● **ENTRIES SUPPLIED**:
-------

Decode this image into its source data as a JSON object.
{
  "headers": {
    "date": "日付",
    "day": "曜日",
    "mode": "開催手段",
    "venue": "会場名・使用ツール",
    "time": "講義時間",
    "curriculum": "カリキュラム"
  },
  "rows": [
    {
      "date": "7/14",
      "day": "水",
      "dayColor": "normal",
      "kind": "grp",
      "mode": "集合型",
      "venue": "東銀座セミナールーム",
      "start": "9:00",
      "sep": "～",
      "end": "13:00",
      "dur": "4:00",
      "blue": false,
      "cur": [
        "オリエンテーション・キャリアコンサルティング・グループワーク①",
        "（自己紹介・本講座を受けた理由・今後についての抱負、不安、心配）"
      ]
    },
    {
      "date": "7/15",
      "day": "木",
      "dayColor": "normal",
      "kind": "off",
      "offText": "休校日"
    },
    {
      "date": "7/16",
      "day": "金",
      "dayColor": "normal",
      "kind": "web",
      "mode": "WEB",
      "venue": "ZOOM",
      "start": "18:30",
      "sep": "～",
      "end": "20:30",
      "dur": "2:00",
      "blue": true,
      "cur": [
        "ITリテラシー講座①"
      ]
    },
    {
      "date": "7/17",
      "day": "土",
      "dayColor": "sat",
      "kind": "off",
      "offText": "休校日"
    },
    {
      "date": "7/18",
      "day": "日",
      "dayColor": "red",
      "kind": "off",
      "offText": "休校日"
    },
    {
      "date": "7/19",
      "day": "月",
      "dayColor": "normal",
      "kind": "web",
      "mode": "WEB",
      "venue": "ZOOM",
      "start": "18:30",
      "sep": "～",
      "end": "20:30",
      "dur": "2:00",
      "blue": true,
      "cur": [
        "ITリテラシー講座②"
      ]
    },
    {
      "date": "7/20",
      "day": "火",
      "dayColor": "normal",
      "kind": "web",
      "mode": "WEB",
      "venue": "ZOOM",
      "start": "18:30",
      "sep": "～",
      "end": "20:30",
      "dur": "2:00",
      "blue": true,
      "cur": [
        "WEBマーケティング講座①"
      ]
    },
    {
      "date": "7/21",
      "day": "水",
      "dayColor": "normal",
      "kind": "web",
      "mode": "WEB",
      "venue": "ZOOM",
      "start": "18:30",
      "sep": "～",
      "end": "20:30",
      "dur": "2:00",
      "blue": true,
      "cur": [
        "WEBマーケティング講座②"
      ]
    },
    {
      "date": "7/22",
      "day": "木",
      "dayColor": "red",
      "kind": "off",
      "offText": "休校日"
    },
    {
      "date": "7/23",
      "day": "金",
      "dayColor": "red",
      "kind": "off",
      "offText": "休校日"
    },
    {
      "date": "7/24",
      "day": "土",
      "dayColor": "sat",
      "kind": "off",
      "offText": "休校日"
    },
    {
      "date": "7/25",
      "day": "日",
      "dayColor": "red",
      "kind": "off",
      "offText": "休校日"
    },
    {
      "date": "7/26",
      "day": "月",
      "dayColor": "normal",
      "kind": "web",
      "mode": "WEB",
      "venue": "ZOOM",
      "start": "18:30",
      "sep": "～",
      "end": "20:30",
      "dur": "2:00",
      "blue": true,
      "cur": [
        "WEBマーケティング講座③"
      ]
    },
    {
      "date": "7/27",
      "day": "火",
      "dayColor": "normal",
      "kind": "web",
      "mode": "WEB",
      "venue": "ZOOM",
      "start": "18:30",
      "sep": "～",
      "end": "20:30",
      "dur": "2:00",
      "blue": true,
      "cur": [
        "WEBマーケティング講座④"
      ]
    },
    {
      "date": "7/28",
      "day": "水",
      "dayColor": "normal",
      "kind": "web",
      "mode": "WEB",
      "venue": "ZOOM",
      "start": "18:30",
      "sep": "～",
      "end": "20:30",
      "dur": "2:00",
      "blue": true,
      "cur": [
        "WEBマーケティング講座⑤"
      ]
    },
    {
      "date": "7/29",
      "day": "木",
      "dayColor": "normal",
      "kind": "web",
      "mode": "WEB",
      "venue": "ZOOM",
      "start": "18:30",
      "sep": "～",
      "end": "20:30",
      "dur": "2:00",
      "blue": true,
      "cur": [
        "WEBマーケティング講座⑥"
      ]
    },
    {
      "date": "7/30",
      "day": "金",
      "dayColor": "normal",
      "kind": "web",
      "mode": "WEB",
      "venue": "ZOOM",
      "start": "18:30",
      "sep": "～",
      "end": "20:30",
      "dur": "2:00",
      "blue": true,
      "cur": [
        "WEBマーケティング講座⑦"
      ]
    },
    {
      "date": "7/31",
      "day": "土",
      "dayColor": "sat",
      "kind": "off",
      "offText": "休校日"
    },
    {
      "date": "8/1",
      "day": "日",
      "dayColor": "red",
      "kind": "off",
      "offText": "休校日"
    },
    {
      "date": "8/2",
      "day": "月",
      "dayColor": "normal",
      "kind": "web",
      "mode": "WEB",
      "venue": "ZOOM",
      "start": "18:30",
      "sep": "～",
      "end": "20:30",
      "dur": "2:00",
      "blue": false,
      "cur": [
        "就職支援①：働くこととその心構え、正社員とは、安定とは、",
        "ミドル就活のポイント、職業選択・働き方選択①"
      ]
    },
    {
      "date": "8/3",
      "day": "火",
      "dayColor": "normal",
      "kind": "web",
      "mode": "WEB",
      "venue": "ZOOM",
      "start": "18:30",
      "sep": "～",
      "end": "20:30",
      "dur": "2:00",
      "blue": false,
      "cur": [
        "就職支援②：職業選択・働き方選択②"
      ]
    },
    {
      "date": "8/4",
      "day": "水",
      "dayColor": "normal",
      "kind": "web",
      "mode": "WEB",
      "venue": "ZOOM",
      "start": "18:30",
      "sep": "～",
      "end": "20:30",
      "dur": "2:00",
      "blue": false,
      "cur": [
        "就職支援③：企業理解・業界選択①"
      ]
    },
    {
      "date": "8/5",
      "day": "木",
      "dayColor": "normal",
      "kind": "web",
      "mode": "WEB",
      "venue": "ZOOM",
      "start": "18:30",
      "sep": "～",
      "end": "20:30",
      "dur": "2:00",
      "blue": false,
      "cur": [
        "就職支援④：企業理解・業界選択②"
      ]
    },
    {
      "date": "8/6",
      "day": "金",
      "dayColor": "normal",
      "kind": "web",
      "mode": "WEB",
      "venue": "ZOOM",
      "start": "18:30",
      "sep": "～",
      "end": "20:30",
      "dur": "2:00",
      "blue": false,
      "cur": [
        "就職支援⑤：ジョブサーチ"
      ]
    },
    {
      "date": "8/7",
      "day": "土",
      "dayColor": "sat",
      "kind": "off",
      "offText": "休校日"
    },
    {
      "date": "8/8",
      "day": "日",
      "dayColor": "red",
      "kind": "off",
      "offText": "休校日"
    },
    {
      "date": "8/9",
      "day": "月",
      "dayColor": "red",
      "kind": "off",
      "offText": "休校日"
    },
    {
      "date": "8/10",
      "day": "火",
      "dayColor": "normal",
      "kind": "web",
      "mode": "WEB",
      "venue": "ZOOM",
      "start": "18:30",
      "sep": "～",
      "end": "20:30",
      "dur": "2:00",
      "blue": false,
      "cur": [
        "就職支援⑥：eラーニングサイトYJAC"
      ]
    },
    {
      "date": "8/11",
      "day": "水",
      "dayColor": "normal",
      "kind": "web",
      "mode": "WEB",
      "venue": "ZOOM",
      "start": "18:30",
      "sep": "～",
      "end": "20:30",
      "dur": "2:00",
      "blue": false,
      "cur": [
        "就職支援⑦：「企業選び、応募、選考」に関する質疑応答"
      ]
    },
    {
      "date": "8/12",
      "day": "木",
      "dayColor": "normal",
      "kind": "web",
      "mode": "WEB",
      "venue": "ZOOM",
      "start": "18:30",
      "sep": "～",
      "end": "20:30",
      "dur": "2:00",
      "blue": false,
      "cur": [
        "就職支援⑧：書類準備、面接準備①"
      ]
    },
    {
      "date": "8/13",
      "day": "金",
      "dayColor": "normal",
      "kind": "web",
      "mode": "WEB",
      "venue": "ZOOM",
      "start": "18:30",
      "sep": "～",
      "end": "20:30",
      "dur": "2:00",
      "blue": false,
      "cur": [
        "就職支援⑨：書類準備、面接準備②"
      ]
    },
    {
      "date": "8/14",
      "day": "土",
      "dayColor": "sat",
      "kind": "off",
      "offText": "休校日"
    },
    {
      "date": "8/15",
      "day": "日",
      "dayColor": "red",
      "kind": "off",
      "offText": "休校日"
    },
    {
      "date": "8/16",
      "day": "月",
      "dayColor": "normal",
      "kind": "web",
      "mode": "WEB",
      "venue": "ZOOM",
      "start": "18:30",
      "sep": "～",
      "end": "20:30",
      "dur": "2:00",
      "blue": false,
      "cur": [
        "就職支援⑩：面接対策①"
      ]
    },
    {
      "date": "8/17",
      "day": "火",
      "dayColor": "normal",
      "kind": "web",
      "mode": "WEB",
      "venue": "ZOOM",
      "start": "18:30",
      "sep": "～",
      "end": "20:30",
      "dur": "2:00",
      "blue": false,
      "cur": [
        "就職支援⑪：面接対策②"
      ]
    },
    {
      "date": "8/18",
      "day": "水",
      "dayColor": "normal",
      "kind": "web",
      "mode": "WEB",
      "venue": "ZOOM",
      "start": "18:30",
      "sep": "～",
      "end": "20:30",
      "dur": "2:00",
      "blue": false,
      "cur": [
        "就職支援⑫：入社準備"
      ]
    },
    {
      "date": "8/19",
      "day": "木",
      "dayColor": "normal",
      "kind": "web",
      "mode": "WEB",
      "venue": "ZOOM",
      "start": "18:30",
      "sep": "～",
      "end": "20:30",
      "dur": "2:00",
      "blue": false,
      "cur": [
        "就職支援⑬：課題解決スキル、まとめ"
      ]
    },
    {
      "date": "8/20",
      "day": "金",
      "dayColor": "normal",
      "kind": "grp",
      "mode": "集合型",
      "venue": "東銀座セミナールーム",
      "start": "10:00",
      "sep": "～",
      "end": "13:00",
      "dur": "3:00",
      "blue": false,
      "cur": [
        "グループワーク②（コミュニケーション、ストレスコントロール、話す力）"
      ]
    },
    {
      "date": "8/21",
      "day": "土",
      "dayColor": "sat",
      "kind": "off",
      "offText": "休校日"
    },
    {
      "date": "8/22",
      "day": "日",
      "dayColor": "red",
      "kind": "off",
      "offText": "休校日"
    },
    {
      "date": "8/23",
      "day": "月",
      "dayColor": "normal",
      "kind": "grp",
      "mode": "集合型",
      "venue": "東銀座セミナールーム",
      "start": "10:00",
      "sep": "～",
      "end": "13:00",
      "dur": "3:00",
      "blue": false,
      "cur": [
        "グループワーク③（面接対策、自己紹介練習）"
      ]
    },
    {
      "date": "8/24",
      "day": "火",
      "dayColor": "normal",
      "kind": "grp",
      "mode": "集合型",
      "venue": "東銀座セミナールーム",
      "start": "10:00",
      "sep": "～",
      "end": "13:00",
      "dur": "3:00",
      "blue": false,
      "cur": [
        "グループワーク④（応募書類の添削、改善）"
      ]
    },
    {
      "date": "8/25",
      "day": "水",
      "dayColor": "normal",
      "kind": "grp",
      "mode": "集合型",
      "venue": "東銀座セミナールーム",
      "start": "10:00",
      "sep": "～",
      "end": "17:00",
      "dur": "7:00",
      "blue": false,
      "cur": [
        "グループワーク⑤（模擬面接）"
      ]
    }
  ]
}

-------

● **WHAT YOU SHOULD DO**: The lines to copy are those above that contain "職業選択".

● **WRITTEN SOLUTION**:
        "ミドル就活のポイント、職業選択・働き方選択①"
        "就職支援②：職業選択・働き方選択②"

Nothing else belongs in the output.